◆ PROBLEM
What lines of the material below hold the string "phone"? Copy them out.

◆ ENTRIES SUPPLIED
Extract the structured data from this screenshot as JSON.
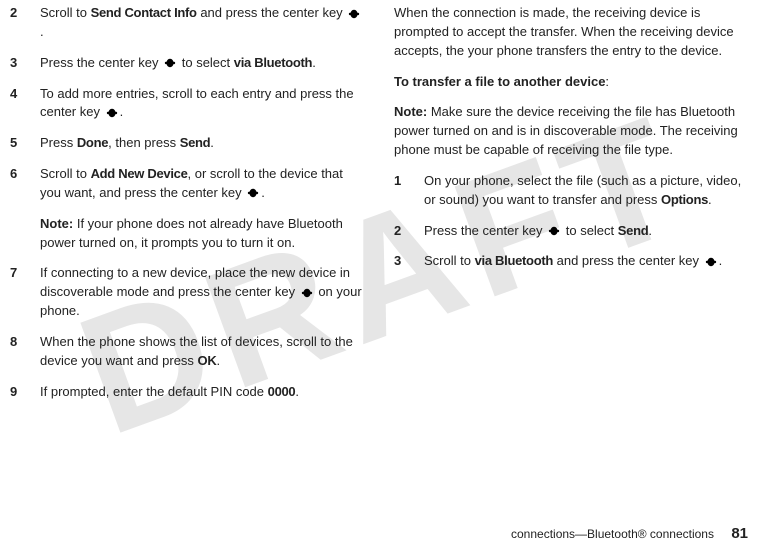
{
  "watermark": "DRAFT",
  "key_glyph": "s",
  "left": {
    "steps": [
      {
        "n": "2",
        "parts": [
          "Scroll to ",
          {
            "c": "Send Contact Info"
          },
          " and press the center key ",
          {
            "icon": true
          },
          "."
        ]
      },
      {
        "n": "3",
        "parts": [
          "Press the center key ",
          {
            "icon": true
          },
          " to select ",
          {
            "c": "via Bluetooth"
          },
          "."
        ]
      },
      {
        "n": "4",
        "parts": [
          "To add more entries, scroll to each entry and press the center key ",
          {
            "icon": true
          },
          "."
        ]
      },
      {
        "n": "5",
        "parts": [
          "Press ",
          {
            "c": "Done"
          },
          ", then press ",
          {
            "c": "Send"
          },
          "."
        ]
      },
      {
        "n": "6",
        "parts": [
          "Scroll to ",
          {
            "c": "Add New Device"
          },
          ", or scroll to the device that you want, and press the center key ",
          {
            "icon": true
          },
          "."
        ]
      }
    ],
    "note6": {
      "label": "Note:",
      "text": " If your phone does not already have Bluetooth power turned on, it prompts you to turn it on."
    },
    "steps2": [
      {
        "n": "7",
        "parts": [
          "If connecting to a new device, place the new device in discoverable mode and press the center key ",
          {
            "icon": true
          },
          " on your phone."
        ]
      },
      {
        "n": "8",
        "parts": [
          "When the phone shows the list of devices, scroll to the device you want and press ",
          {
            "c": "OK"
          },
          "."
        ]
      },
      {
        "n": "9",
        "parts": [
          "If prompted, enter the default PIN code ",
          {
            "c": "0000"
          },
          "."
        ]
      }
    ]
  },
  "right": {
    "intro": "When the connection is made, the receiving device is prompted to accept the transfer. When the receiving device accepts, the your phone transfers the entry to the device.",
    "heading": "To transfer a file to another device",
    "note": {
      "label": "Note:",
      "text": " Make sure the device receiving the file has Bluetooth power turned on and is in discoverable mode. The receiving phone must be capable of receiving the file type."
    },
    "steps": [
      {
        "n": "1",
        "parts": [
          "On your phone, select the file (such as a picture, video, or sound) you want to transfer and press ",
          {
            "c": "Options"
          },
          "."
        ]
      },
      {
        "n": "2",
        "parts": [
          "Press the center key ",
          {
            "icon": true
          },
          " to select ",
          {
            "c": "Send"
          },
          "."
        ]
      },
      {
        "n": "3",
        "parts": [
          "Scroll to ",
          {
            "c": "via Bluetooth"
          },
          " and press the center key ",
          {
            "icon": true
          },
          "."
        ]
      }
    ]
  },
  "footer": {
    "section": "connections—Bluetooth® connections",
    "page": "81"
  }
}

◆ OUTPUT
      "text": " If your phone does not already have Bluetooth power turned on, it prompts you to turn it on."
          " on your phone."
          "When the phone shows the list of devices, scroll to the device you want and press ",
    "intro": "When the connection is made, the receiving device is prompted to accept the transfer. When the receiving device accepts, the your phone transfers the entry to the device.",
      "text": " Make sure the device receiving the file has Bluetooth power turned on and is in discoverable mode. The receiving phone must be capable of receiving the file type."
          "On your phone, select the file (such as a picture, video, or sound) you want to transfer and press ",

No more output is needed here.